**Exercise requirements:** Give back every line of the data exactly. Pictures are not part of the copy.
*** Block opens ***
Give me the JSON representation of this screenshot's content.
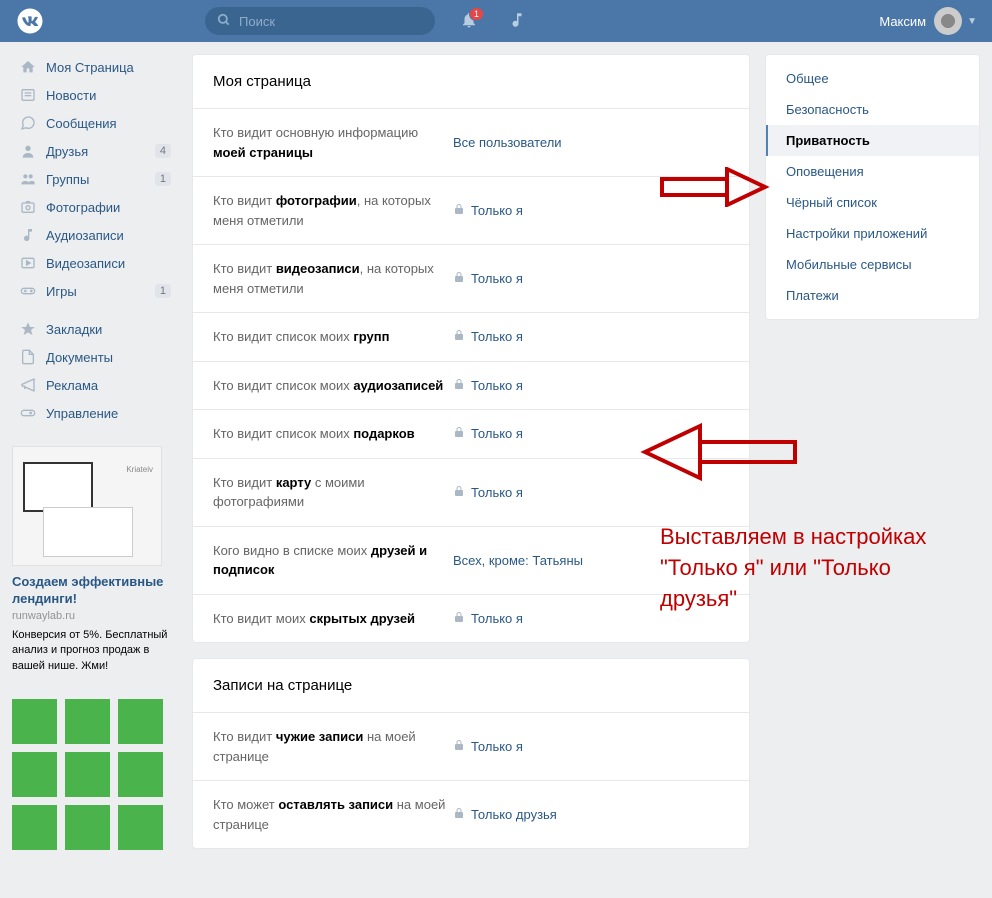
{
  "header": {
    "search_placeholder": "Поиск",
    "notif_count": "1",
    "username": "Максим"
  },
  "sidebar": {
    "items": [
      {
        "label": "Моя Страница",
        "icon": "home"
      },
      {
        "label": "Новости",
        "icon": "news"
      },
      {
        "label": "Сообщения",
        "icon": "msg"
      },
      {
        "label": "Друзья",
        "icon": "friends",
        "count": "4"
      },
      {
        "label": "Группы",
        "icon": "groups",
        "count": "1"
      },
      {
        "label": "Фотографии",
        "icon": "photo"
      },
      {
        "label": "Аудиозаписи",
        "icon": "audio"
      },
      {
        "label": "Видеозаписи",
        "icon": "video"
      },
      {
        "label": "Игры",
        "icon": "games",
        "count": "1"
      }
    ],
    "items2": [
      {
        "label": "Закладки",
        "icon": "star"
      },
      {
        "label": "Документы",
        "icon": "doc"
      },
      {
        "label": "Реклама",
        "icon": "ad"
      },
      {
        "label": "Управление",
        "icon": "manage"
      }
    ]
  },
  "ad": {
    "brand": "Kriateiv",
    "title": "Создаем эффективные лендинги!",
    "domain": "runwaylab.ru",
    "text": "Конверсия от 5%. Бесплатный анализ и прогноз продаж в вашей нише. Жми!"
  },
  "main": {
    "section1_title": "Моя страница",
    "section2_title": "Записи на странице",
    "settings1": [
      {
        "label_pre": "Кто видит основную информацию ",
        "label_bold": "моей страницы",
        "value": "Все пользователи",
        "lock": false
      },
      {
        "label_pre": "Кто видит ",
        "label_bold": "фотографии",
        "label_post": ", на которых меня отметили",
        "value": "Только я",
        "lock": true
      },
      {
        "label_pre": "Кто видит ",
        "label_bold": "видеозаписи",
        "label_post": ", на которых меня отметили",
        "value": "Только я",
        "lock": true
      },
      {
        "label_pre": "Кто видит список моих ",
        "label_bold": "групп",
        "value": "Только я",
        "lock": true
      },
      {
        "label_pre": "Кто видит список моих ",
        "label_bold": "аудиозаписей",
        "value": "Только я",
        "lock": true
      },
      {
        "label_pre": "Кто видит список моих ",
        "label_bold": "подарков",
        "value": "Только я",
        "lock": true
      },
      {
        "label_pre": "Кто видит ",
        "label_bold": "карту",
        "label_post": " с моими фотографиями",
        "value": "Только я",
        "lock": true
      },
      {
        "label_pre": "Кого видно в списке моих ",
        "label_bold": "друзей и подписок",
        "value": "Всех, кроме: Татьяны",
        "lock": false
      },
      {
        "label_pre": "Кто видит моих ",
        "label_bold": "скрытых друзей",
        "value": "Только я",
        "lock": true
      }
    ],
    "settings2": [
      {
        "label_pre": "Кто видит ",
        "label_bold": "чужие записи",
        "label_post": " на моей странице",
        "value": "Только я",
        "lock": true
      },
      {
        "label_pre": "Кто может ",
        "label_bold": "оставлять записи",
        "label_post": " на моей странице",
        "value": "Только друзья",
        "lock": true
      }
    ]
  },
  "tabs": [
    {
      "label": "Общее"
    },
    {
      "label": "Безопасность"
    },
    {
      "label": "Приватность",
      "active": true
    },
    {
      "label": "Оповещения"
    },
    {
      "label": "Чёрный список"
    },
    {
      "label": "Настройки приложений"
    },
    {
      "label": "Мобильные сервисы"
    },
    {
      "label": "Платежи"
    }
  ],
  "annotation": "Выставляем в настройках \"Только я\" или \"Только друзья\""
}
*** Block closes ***
**Answer to this task:**
Give me the JSON representation of this screenshot's content.
{
  "header": {
    "search_placeholder": "Поиск",
    "notif_count": "1",
    "username": "Максим"
  },
  "sidebar": {
    "items": [
      {
        "label": "Моя Страница",
        "icon": "home"
      },
      {
        "label": "Новости",
        "icon": "news"
      },
      {
        "label": "Сообщения",
        "icon": "msg"
      },
      {
        "label": "Друзья",
        "icon": "friends",
        "count": "4"
      },
      {
        "label": "Группы",
        "icon": "groups",
        "count": "1"
      },
      {
        "label": "Фотографии",
        "icon": "photo"
      },
      {
        "label": "Аудиозаписи",
        "icon": "audio"
      },
      {
        "label": "Видеозаписи",
        "icon": "video"
      },
      {
        "label": "Игры",
        "icon": "games",
        "count": "1"
      }
    ],
    "items2": [
      {
        "label": "Закладки",
        "icon": "star"
      },
      {
        "label": "Документы",
        "icon": "doc"
      },
      {
        "label": "Реклама",
        "icon": "ad"
      },
      {
        "label": "Управление",
        "icon": "manage"
      }
    ]
  },
  "ad": {
    "brand": "Kriateiv",
    "title": "Создаем эффективные лендинги!",
    "domain": "runwaylab.ru",
    "text": "Конверсия от 5%. Бесплатный анализ и прогноз продаж в вашей нише. Жми!"
  },
  "main": {
    "section1_title": "Моя страница",
    "section2_title": "Записи на странице",
    "settings1": [
      {
        "label_pre": "Кто видит основную информацию ",
        "label_bold": "моей страницы",
        "value": "Все пользователи",
        "lock": false
      },
      {
        "label_pre": "Кто видит ",
        "label_bold": "фотографии",
        "label_post": ", на которых меня отметили",
        "value": "Только я",
        "lock": true
      },
      {
        "label_pre": "Кто видит ",
        "label_bold": "видеозаписи",
        "label_post": ", на которых меня отметили",
        "value": "Только я",
        "lock": true
      },
      {
        "label_pre": "Кто видит список моих ",
        "label_bold": "групп",
        "value": "Только я",
        "lock": true
      },
      {
        "label_pre": "Кто видит список моих ",
        "label_bold": "аудиозаписей",
        "value": "Только я",
        "lock": true
      },
      {
        "label_pre": "Кто видит список моих ",
        "label_bold": "подарков",
        "value": "Только я",
        "lock": true
      },
      {
        "label_pre": "Кто видит ",
        "label_bold": "карту",
        "label_post": " с моими фотографиями",
        "value": "Только я",
        "lock": true
      },
      {
        "label_pre": "Кого видно в списке моих ",
        "label_bold": "друзей и подписок",
        "value": "Всех, кроме: Татьяны",
        "lock": false
      },
      {
        "label_pre": "Кто видит моих ",
        "label_bold": "скрытых друзей",
        "value": "Только я",
        "lock": true
      }
    ],
    "settings2": [
      {
        "label_pre": "Кто видит ",
        "label_bold": "чужие записи",
        "label_post": " на моей странице",
        "value": "Только я",
        "lock": true
      },
      {
        "label_pre": "Кто может ",
        "label_bold": "оставлять записи",
        "label_post": " на моей странице",
        "value": "Только друзья",
        "lock": true
      }
    ]
  },
  "tabs": [
    {
      "label": "Общее"
    },
    {
      "label": "Безопасность"
    },
    {
      "label": "Приватность",
      "active": true
    },
    {
      "label": "Оповещения"
    },
    {
      "label": "Чёрный список"
    },
    {
      "label": "Настройки приложений"
    },
    {
      "label": "Мобильные сервисы"
    },
    {
      "label": "Платежи"
    }
  ],
  "annotation": "Выставляем в настройках \"Только я\" или \"Только друзья\""
}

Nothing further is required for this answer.